3) Don’t translate directly from English

Don't translate Chinese directly from English

Another common mistake Chinese learners make is translating words and sentences directly from English to Chinese (this applies to other languages as well). It is a bad habit that many beginner-level Chinese learners have.

The problem with direct translation is that any two languages (especially languages as different as English and Chinese) have different grammar and many words that cannot simply be translated directly.

So instead of translating directly from your native language into Chinese, try learning new words in Chinese using Chinese. Ask your teacher or a friend to give you examples of how the word is used in different situations and learn the word from the Chinese context.

Luckily, the more Chinese you learn, the easier it will be to learn Chinese just using Chinese.

4) Pay attention to your Chinese pronunciation, even if you are a beginner!

pinyin

The learning mistake that I personally regret the most is not paying enough attention to my pronunciation in Chinese when I started learning.

Chinese tones are super important because, as you probably already know, a different tone in Chinese can completely change the meaning of a word. As eager beginners, we are often tempted to ignore tones so that our conversation flows better, hoping that the other side will understand us from context.

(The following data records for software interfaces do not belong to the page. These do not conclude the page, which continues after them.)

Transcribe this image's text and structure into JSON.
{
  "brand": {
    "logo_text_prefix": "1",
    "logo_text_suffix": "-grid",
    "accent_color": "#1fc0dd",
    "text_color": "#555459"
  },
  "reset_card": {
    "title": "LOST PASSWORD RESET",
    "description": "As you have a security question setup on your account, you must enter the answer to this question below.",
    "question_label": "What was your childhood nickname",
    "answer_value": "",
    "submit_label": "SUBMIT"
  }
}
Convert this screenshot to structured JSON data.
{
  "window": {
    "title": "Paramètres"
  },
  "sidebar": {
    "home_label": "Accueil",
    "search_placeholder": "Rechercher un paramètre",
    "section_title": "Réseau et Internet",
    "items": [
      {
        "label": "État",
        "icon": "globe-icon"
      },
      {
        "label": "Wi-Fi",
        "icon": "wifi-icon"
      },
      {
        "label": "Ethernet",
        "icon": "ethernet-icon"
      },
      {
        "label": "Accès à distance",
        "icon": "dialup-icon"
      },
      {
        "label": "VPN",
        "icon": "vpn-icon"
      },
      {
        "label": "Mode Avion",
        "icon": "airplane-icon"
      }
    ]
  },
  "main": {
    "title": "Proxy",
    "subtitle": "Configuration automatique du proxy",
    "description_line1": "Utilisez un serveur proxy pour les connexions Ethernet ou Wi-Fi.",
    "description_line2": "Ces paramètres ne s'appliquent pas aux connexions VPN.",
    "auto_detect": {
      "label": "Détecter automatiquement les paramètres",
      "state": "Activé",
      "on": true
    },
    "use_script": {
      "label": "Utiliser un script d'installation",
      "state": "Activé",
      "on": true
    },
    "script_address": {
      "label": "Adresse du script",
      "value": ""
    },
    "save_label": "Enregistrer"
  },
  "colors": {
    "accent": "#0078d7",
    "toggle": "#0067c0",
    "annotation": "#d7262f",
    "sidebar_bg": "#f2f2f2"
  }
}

Not only does this often not work, but do you really want to go around sounding “like a foreigner” every time you speak Chinese? The thing native speakers of any language are often most impressed by is a Chinese learner who sounds like a native speaker.

So next time you are having a conversation in Chinese and you are not sure what the correct tone of a word is, check it quickly in a dictionary or ask your conversation partner. Chances are, they will be happy to help.

5) Learn Chinese Culture

Peking duck most popular Chinese food dishes

The deeper your cultural understanding of China and the Chinese culture, the easier it will be to have meaningful conversations and build rapport with Chinese people.

A proven way to impress a stranger in China is to demonstrate your knowledge of their regional culture. Moreover, understanding the culture will help you understand the motivation behind what is being said, thereby understanding also why it has been said.

Culture includes many things – cuisine, habits, geography, traditions, history, music, books and much more.

If you are not sure where to start learning about Chinese culture, you can start with the Chinese Culture section of our blog on our website.

Conclusion

Learning Chinese is not just studying words and grammar, but also learning how to communicate with native speakers, how to sound more native, and gaining a deeper understanding of the Chinese culture. If you are just beginning your Chinese learning journey, make sure you do not make the mistakes above, then you will certainly see your Chinese proficiency soar!

To make sure you don't fall into any of the traps above, sign up for online Chinese classes now.

Post contributed by Ilya